tant'era pien di sonno a quel punto E
che la verace via abbandonai. D


A section from Shelley's "Ode to the West Wind" with a couplet ending:

O wild West Wind, thou breath of Autumn's being, A
Thou, from whose unseen presence the leaves dead B
Are driven, like ghosts from an enchanter fleeing, A
 
Yellow, and black, and pale, and hectic red, B
Pestilence-stricken multitudes: O thou, C
Who chariotest to their dark wintery bed B
 
The winged seeds, where they lie cold and low, C
Each like a corpse within its grave, until D
Thine azure sister of the Spring shall blow C
 
Her clarion o'er the dreaming earth, and fill D
Driving sweet buds like flocks to feed in air) E
With living hues and odours plain and hill: D
 
Wild Spirit, which art moving everywhere; E
Destroyer and preserver; hear, oh, hear! E

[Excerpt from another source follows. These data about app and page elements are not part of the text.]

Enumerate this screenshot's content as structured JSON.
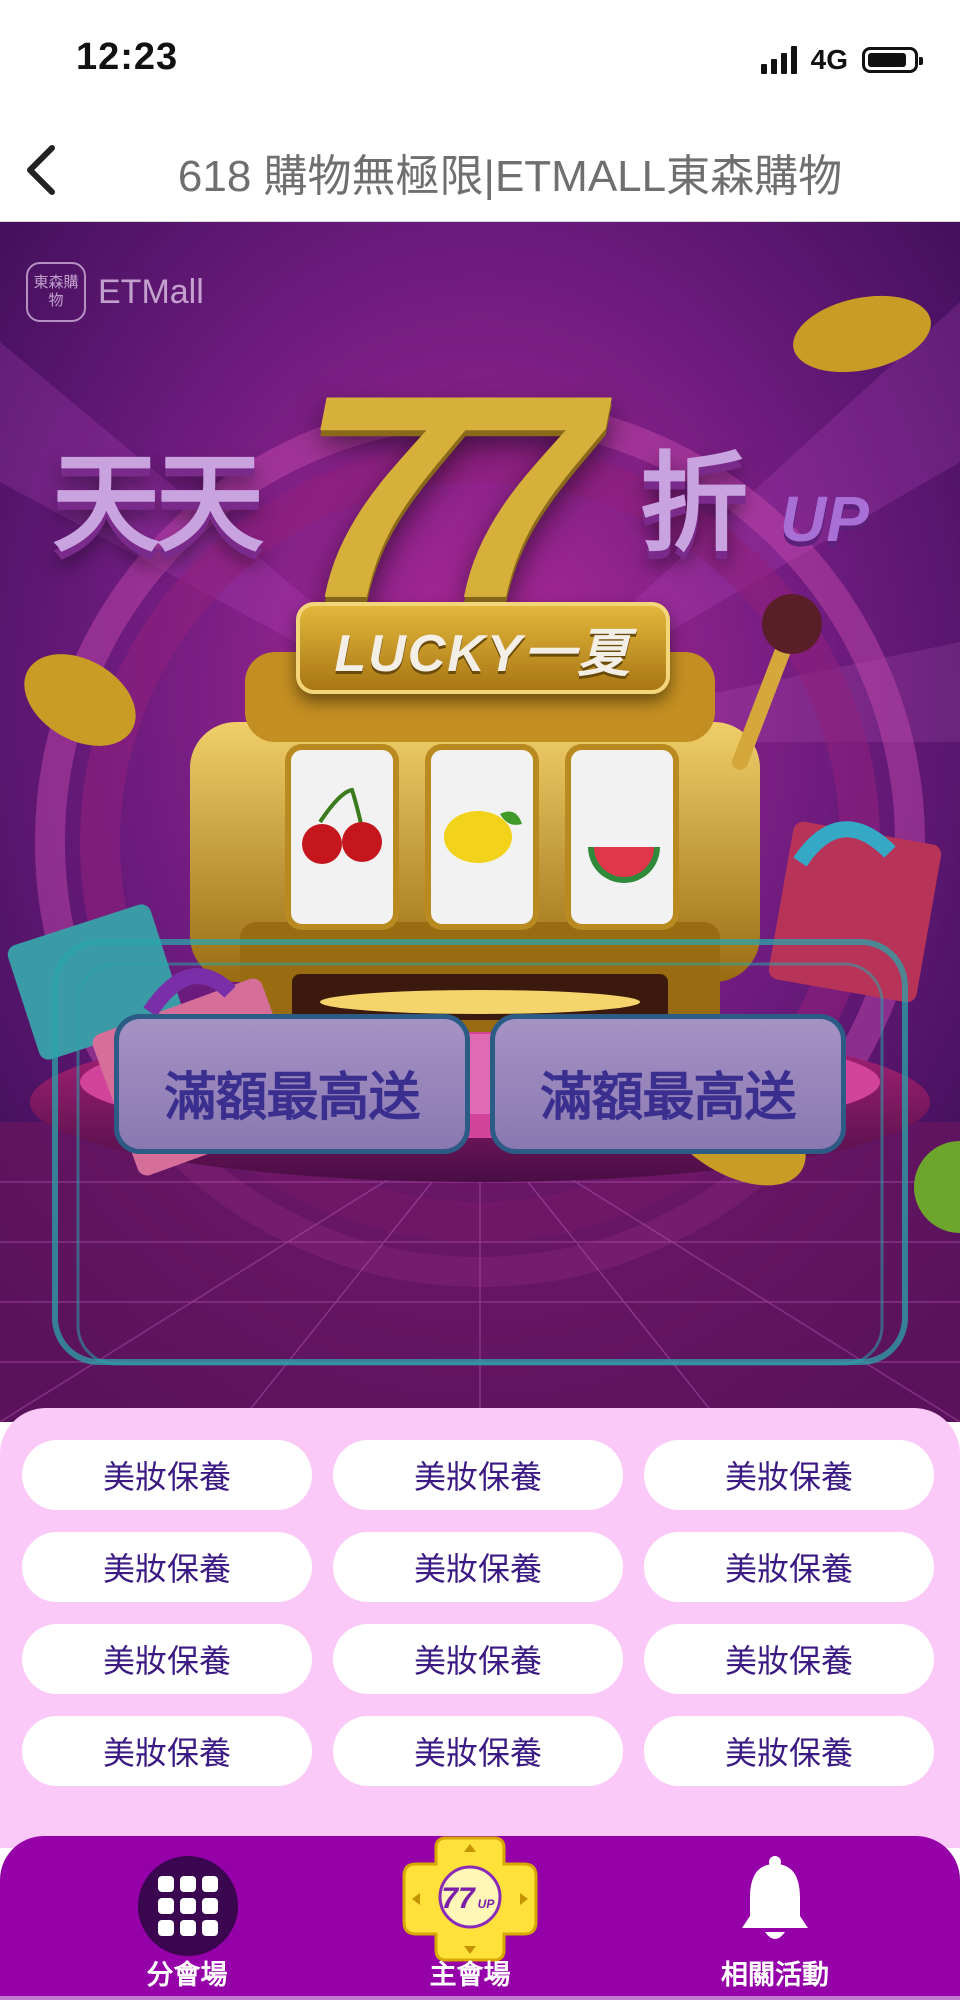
{
  "status_bar": {
    "time": "12:23",
    "network": "4G"
  },
  "nav": {
    "title": "618 購物無極限|ETMALL東森購物",
    "back_icon": "chevron-left-icon"
  },
  "banner": {
    "logo_seal": "東森購物",
    "logo_text": "ETMall",
    "headline_left": "天天",
    "headline_number": "77",
    "headline_right": "折",
    "headline_suffix": "UP",
    "plate_text": "LUCKY一夏",
    "badges": [
      "滿額最高送",
      "滿額最高送"
    ]
  },
  "categories": [
    "美妝保養",
    "美妝保養",
    "美妝保養",
    "美妝保養",
    "美妝保養",
    "美妝保養",
    "美妝保養",
    "美妝保養",
    "美妝保養",
    "美妝保養",
    "美妝保養",
    "美妝保養"
  ],
  "tab_bar": {
    "left": {
      "label": "分會場",
      "icon": "grid-icon"
    },
    "center": {
      "label": "主會場",
      "icon": "77up-badge-icon",
      "badge_text": "77",
      "badge_suffix": "UP"
    },
    "right": {
      "label": "相關活動",
      "icon": "bell-icon"
    }
  },
  "colors": {
    "panel_bg": "#fbc9f7",
    "pill_text": "#3c1a83",
    "tab_bar": "#9500a9",
    "banner_purple": "#5a1a6e"
  }
}
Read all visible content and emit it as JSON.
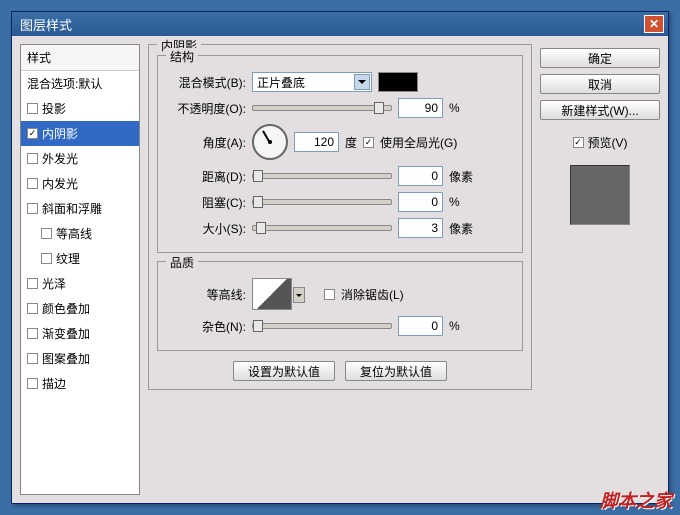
{
  "title": "图层样式",
  "sidebar": {
    "header": "样式",
    "blend_options": "混合选项:默认",
    "items": [
      {
        "label": "投影",
        "checked": false
      },
      {
        "label": "内阴影",
        "checked": true,
        "selected": true
      },
      {
        "label": "外发光",
        "checked": false
      },
      {
        "label": "内发光",
        "checked": false
      },
      {
        "label": "斜面和浮雕",
        "checked": false
      },
      {
        "label": "等高线",
        "checked": false,
        "indent": true
      },
      {
        "label": "纹理",
        "checked": false,
        "indent": true
      },
      {
        "label": "光泽",
        "checked": false
      },
      {
        "label": "颜色叠加",
        "checked": false
      },
      {
        "label": "渐变叠加",
        "checked": false
      },
      {
        "label": "图案叠加",
        "checked": false
      },
      {
        "label": "描边",
        "checked": false
      }
    ]
  },
  "main": {
    "group_title": "内阴影",
    "structure": {
      "legend": "结构",
      "blend_mode_label": "混合模式(B):",
      "blend_mode_value": "正片叠底",
      "opacity_label": "不透明度(O):",
      "opacity_value": "90",
      "opacity_unit": "%",
      "angle_label": "角度(A):",
      "angle_value": "120",
      "angle_unit": "度",
      "global_light_label": "使用全局光(G)",
      "distance_label": "距离(D):",
      "distance_value": "0",
      "distance_unit": "像素",
      "choke_label": "阻塞(C):",
      "choke_value": "0",
      "choke_unit": "%",
      "size_label": "大小(S):",
      "size_value": "3",
      "size_unit": "像素"
    },
    "quality": {
      "legend": "品质",
      "contour_label": "等高线:",
      "antialias_label": "消除锯齿(L)",
      "noise_label": "杂色(N):",
      "noise_value": "0",
      "noise_unit": "%"
    },
    "buttons": {
      "make_default": "设置为默认值",
      "reset_default": "复位为默认值"
    }
  },
  "right": {
    "ok": "确定",
    "cancel": "取消",
    "new_style": "新建样式(W)...",
    "preview_label": "预览(V)"
  },
  "watermark": "脚本之家"
}
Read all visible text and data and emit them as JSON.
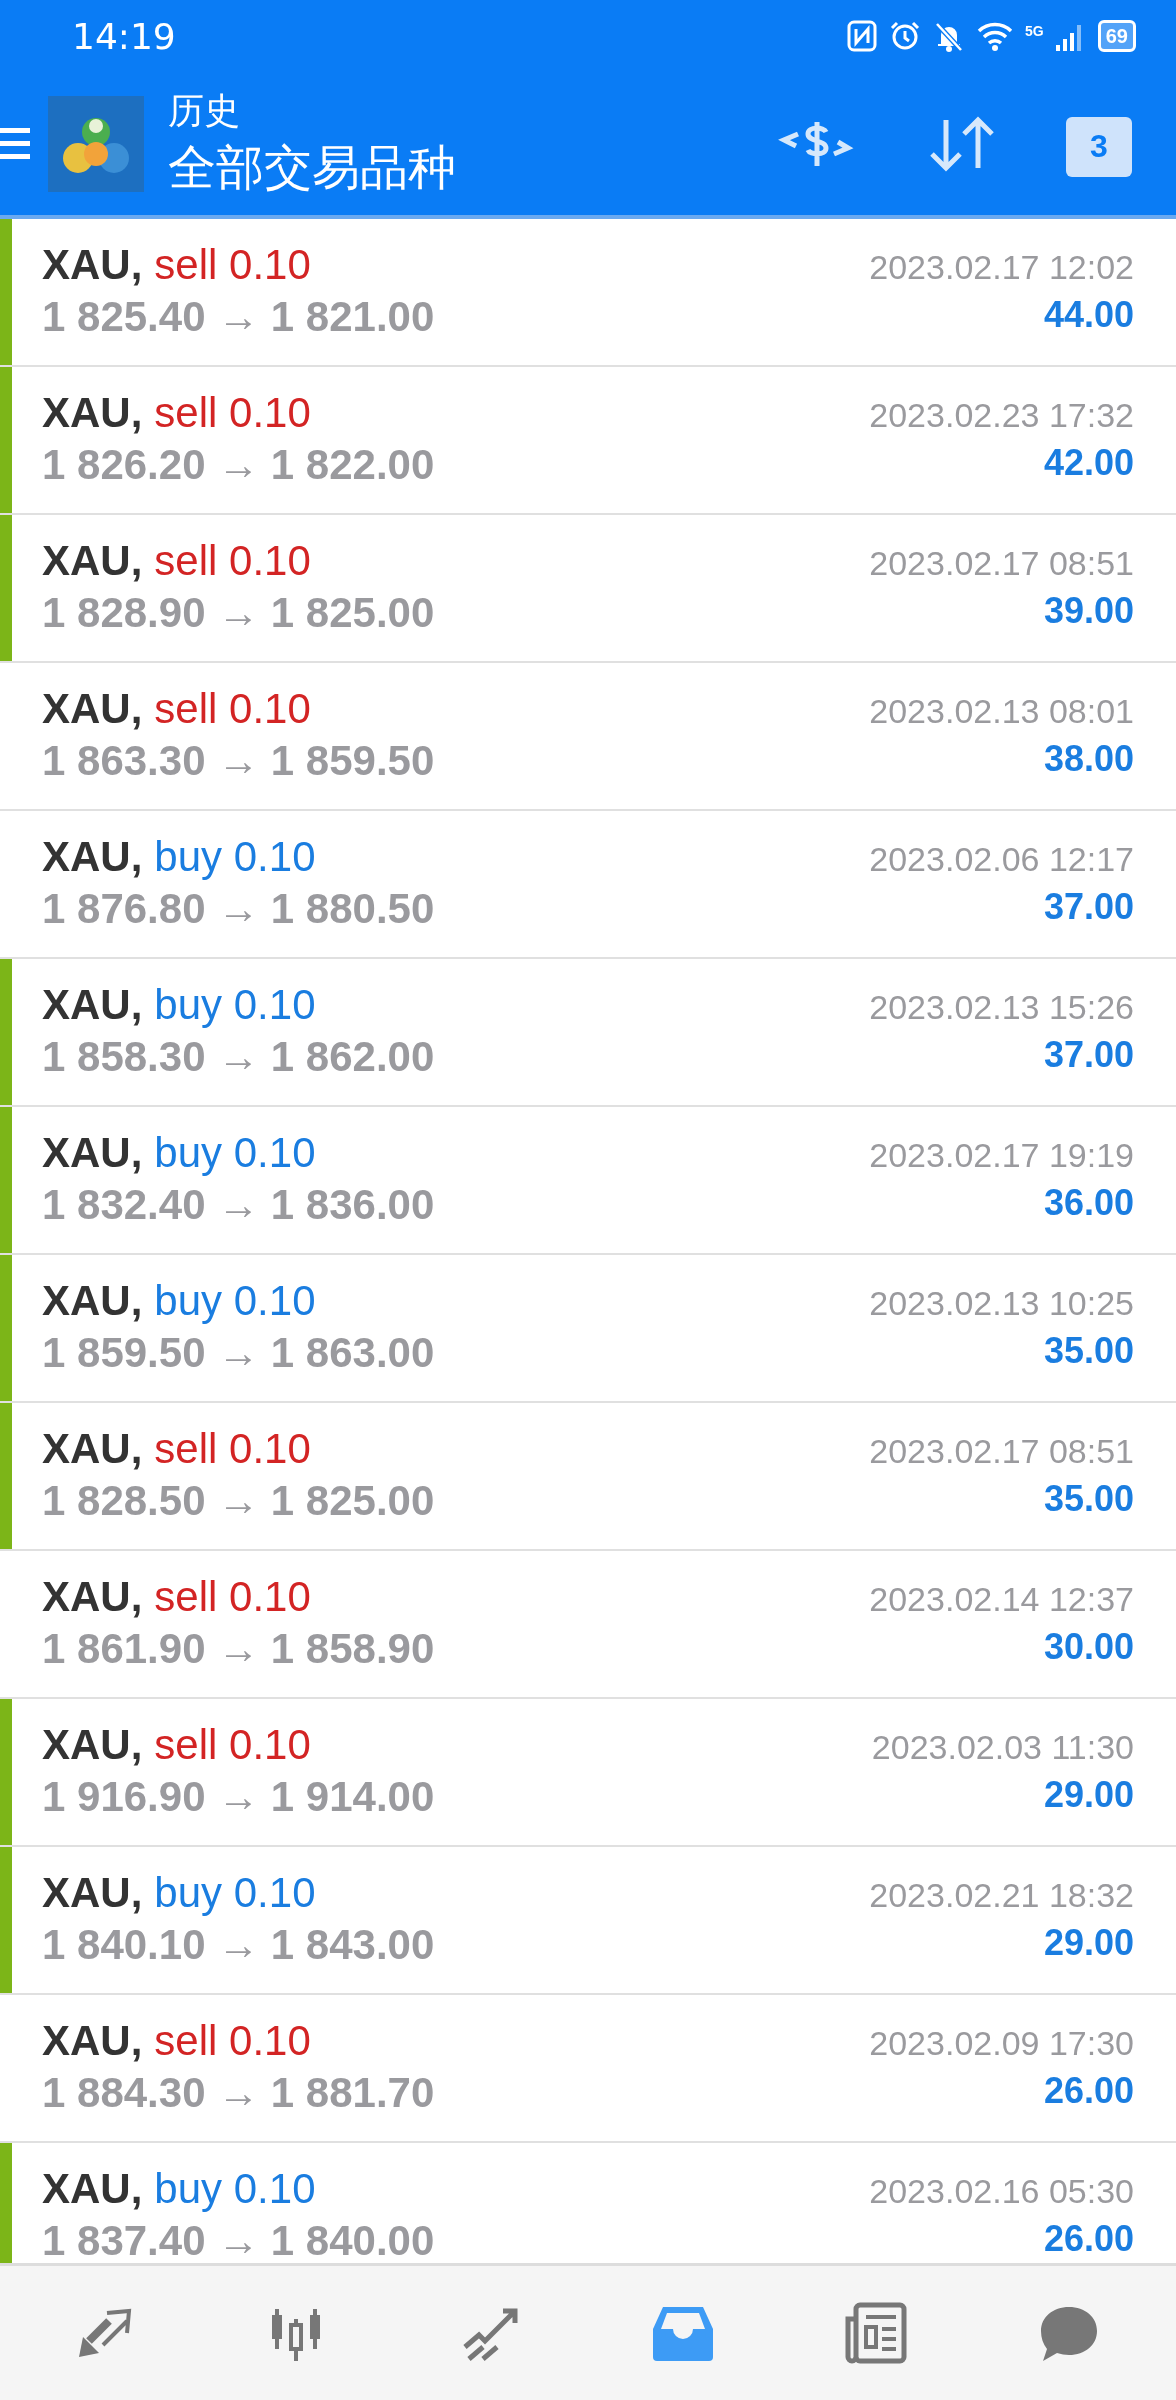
{
  "status_bar": {
    "time": "14:19",
    "network": "5G",
    "battery": "69"
  },
  "toolbar": {
    "title": "历史",
    "subtitle": "全部交易品种",
    "calendar_day": "3"
  },
  "trades": [
    {
      "symbol": "XAU,",
      "kind": "sell",
      "order": "sell 0.10",
      "prices": "1 825.40 → 1 821.00",
      "time": "2023.02.17 12:02",
      "profit": "44.00",
      "highlighted": true
    },
    {
      "symbol": "XAU,",
      "kind": "sell",
      "order": "sell 0.10",
      "prices": "1 826.20 → 1 822.00",
      "time": "2023.02.23 17:32",
      "profit": "42.00",
      "highlighted": true
    },
    {
      "symbol": "XAU,",
      "kind": "sell",
      "order": "sell 0.10",
      "prices": "1 828.90 → 1 825.00",
      "time": "2023.02.17 08:51",
      "profit": "39.00",
      "highlighted": true
    },
    {
      "symbol": "XAU,",
      "kind": "sell",
      "order": "sell 0.10",
      "prices": "1 863.30 → 1 859.50",
      "time": "2023.02.13 08:01",
      "profit": "38.00",
      "highlighted": false
    },
    {
      "symbol": "XAU,",
      "kind": "buy",
      "order": "buy 0.10",
      "prices": "1 876.80 → 1 880.50",
      "time": "2023.02.06 12:17",
      "profit": "37.00",
      "highlighted": false
    },
    {
      "symbol": "XAU,",
      "kind": "buy",
      "order": "buy 0.10",
      "prices": "1 858.30 → 1 862.00",
      "time": "2023.02.13 15:26",
      "profit": "37.00",
      "highlighted": true
    },
    {
      "symbol": "XAU,",
      "kind": "buy",
      "order": "buy 0.10",
      "prices": "1 832.40 → 1 836.00",
      "time": "2023.02.17 19:19",
      "profit": "36.00",
      "highlighted": true
    },
    {
      "symbol": "XAU,",
      "kind": "buy",
      "order": "buy 0.10",
      "prices": "1 859.50 → 1 863.00",
      "time": "2023.02.13 10:25",
      "profit": "35.00",
      "highlighted": true
    },
    {
      "symbol": "XAU,",
      "kind": "sell",
      "order": "sell 0.10",
      "prices": "1 828.50 → 1 825.00",
      "time": "2023.02.17 08:51",
      "profit": "35.00",
      "highlighted": true
    },
    {
      "symbol": "XAU,",
      "kind": "sell",
      "order": "sell 0.10",
      "prices": "1 861.90 → 1 858.90",
      "time": "2023.02.14 12:37",
      "profit": "30.00",
      "highlighted": false
    },
    {
      "symbol": "XAU,",
      "kind": "sell",
      "order": "sell 0.10",
      "prices": "1 916.90 → 1 914.00",
      "time": "2023.02.03 11:30",
      "profit": "29.00",
      "highlighted": true
    },
    {
      "symbol": "XAU,",
      "kind": "buy",
      "order": "buy 0.10",
      "prices": "1 840.10 → 1 843.00",
      "time": "2023.02.21 18:32",
      "profit": "29.00",
      "highlighted": true
    },
    {
      "symbol": "XAU,",
      "kind": "sell",
      "order": "sell 0.10",
      "prices": "1 884.30 → 1 881.70",
      "time": "2023.02.09 17:30",
      "profit": "26.00",
      "highlighted": false
    },
    {
      "symbol": "XAU,",
      "kind": "buy",
      "order": "buy 0.10",
      "prices": "1 837.40 → 1 840.00",
      "time": "2023.02.16 05:30",
      "profit": "26.00",
      "highlighted": true
    }
  ],
  "bottom_nav": [
    {
      "selected": false
    },
    {
      "selected": false
    },
    {
      "selected": false
    },
    {
      "selected": true
    },
    {
      "selected": false
    },
    {
      "selected": false
    }
  ]
}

ReferencesEdit

  1. ^ "Terza rima". Collins English Dictionary. HarperCollins. Retrieved 20 May 2019.
  2. ^ "terza rima" (US) and "terza rima". Oxford Dictionaries UK Dictionary. Oxford University Press. Retrieved 20 May 2019.
  3. ^ "terza rima". Merriam-Webster Dictionary. Retrieved 20 May 2019.
  4. ^ Preminger, Alex, ed. Warnke, Frank J. ed. The Princeton Encyclopedia of Poetry and Poetics. Princeton University Press, 1993.ISBN 978-0691021232 p. 848
  5. ^ Preminger, Alex, ed. Warnke, Frank J. ed. The Princeton Encyclopedia of Poetry and Poetics. Princeton University Press, 1993.ISBN 978-0691021232 p. 848
  6. ^ Preminger, Alex, ed. Warnke, Frank J. ed. The Princeton Encyclopedia of Poetry and Poetics. Princeton University Press, 1993.ISBN 978-0691021232 p. 848
  7. ^ [1] Mills, Billy. "Poster poems: Terza rima". The Guardian. November 7, 2008.
  8. ^ Gans, Andrew. "David Ives Pens Philosophical Horror Novel, The Phobia Clinic". Playbill. April 24, 2010.
  9. ^ "Craftsmanship in Versification", in Wolfgang Görtschacher's Contemporary Views on the Little Magazine Scene, Poetry Salzburg, 2000, p. 549.

External linksEdit